EM: Do you have any “muses”? I heard you have a tattoo of Thelonious Monk—what’s up with that?
DM: I have many, many incorporeal muses—and some, corporeal…
…Count Basie, Sarah Vaughan, Quincy Jones, Duke Ellington; Bach, Mingus—and many more, some friends, some luminaries—and some priceless individuals I have met during my sojourn as a prof.
Dig it—I am turned on by the greenness of grass—the fact that humans can walk and talk, and create—that clouds can move—and so it doesn’t take much for me to be inspired!
Oh—and I’ve got ink of Monk on my arm, first, because I venerate him and his art, but now maybe I can channel him more seriously, with his visage on my body…
EM: What’s next for Derek Menchan?
DM: Man, I am a tabula rasa. I have wanted to do a sample-based project for a long, long while, and there are also some trend-setting cats out there that I would like to collaborate with and that seemed jazzed to work with me, too. I don’t plan to drop any more albums before at least a year, though. So, as my grandmother used to say, “Let’s just wait and see.”
Derek Menchan’s website: https://www.derekmenchan.com/

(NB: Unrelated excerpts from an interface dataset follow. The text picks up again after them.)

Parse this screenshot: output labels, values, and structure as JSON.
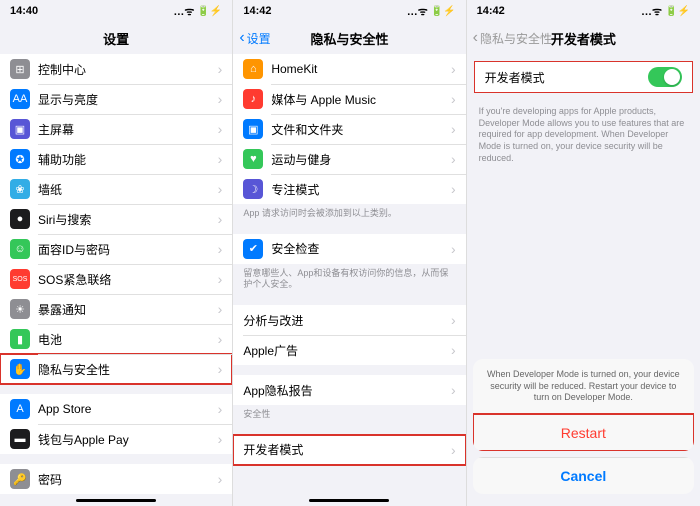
{
  "s1": {
    "time": "14:40",
    "title": "设置",
    "rows": [
      {
        "icon": "bg-gray",
        "glyph": "⊞",
        "label": "控制中心"
      },
      {
        "icon": "bg-blue",
        "glyph": "AA",
        "label": "显示与亮度"
      },
      {
        "icon": "bg-indigo",
        "glyph": "▣",
        "label": "主屏幕"
      },
      {
        "icon": "bg-blue",
        "glyph": "✪",
        "label": "辅助功能"
      },
      {
        "icon": "bg-cyan",
        "glyph": "❀",
        "label": "墙纸"
      },
      {
        "icon": "bg-black",
        "glyph": "●",
        "label": "Siri与搜索"
      },
      {
        "icon": "bg-green",
        "glyph": "☺",
        "label": "面容ID与密码"
      },
      {
        "icon": "bg-red",
        "glyph": "SOS",
        "label": "SOS紧急联络"
      },
      {
        "icon": "bg-gray",
        "glyph": "☀",
        "label": "暴露通知"
      },
      {
        "icon": "bg-green",
        "glyph": "▮",
        "label": "电池"
      },
      {
        "icon": "bg-blue",
        "glyph": "✋",
        "label": "隐私与安全性",
        "hl": true
      }
    ],
    "rows2": [
      {
        "icon": "bg-blue",
        "glyph": "A",
        "label": "App Store"
      },
      {
        "icon": "bg-black",
        "glyph": "▬",
        "label": "钱包与Apple Pay"
      }
    ],
    "rows3": [
      {
        "icon": "bg-gray",
        "glyph": "🔑",
        "label": "密码"
      }
    ]
  },
  "s2": {
    "time": "14:42",
    "back": "设置",
    "title": "隐私与安全性",
    "rowsA": [
      {
        "icon": "bg-orange",
        "glyph": "⌂",
        "label": "HomeKit"
      },
      {
        "icon": "bg-red",
        "glyph": "♪",
        "label": "媒体与 Apple Music"
      },
      {
        "icon": "bg-blue",
        "glyph": "▣",
        "label": "文件和文件夹"
      },
      {
        "icon": "bg-green",
        "glyph": "♥",
        "label": "运动与健身"
      },
      {
        "icon": "bg-indigo",
        "glyph": "☽",
        "label": "专注模式"
      }
    ],
    "footA": "App 请求访问时会被添加到以上类别。",
    "rowsB": [
      {
        "icon": "bg-blue",
        "glyph": "✔",
        "label": "安全检查"
      }
    ],
    "footB": "留意哪些人、App和设备有权访问你的信息，从而保护个人安全。",
    "rowsC": [
      {
        "label": "分析与改进"
      },
      {
        "label": "Apple广告"
      }
    ],
    "rowsD": [
      {
        "label": "App隐私报告"
      }
    ],
    "headE": "安全性",
    "rowsE": [
      {
        "label": "开发者模式",
        "hl": true
      }
    ]
  },
  "s3": {
    "time": "14:42",
    "back": "隐私与安全性",
    "title": "开发者模式",
    "toggle_label": "开发者模式",
    "info": "If you're developing apps for Apple products, Developer Mode allows you to use features that are required for app development. When Developer Mode is turned on, your device security will be reduced.",
    "sheet_msg": "When Developer Mode is turned on, your device security will be reduced. Restart your device to turn on Developer Mode.",
    "restart": "Restart",
    "cancel": "Cancel"
  }
}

Related Cultural Weekly article: https://www.culturalweekly.com/music-in-the-wilderness/
Photos: Sanford Betz
ABOUT THE AUTHOR
Eileen “Mish” Murphy is an editor, poet, book reviewer, educator, digital artist, and book designer. She teaches English and Literature at Polk State College, Florida. She just published her third book of poetry (fourth book overall), the collection Sex & Ketchup (Concrete Mist Press Feb. 2021-available on Amazon). Fortune Written on Wet Grass (Wapshott Press April 2020-available on Amazon) was her first full length collection. Her second book Evil Me was published August 2020 (Blood Pudding Press-available from Etsy). She’s had more than 100 individual poems published in the U.S, Canada, and U.K., in journals such as Rogue Agent, Tinderbox, Writing in a Woman's Voice, and Thirteen Myna Birds. She is a prolific book reviewer, with reviews published in Cultural Weekly, the Los Angeles Review of Books (Blog), Raintaxi, and many others. Her award-winning art has been widely published in journals, magazines, and e-zines such as Peacock Journal, Thirteen Myna Birds, and The Thought Erotic. She also illustrated the children's book Phoebe and Ito are dogs by John Yamrus (2019), creating 60+ pages of artwork to accompany the story (Epic Rites Press-available on Lulu.com). Mish's artwork has been shown numerous times in shows and competitions in New Mexico, Florida, and on-line.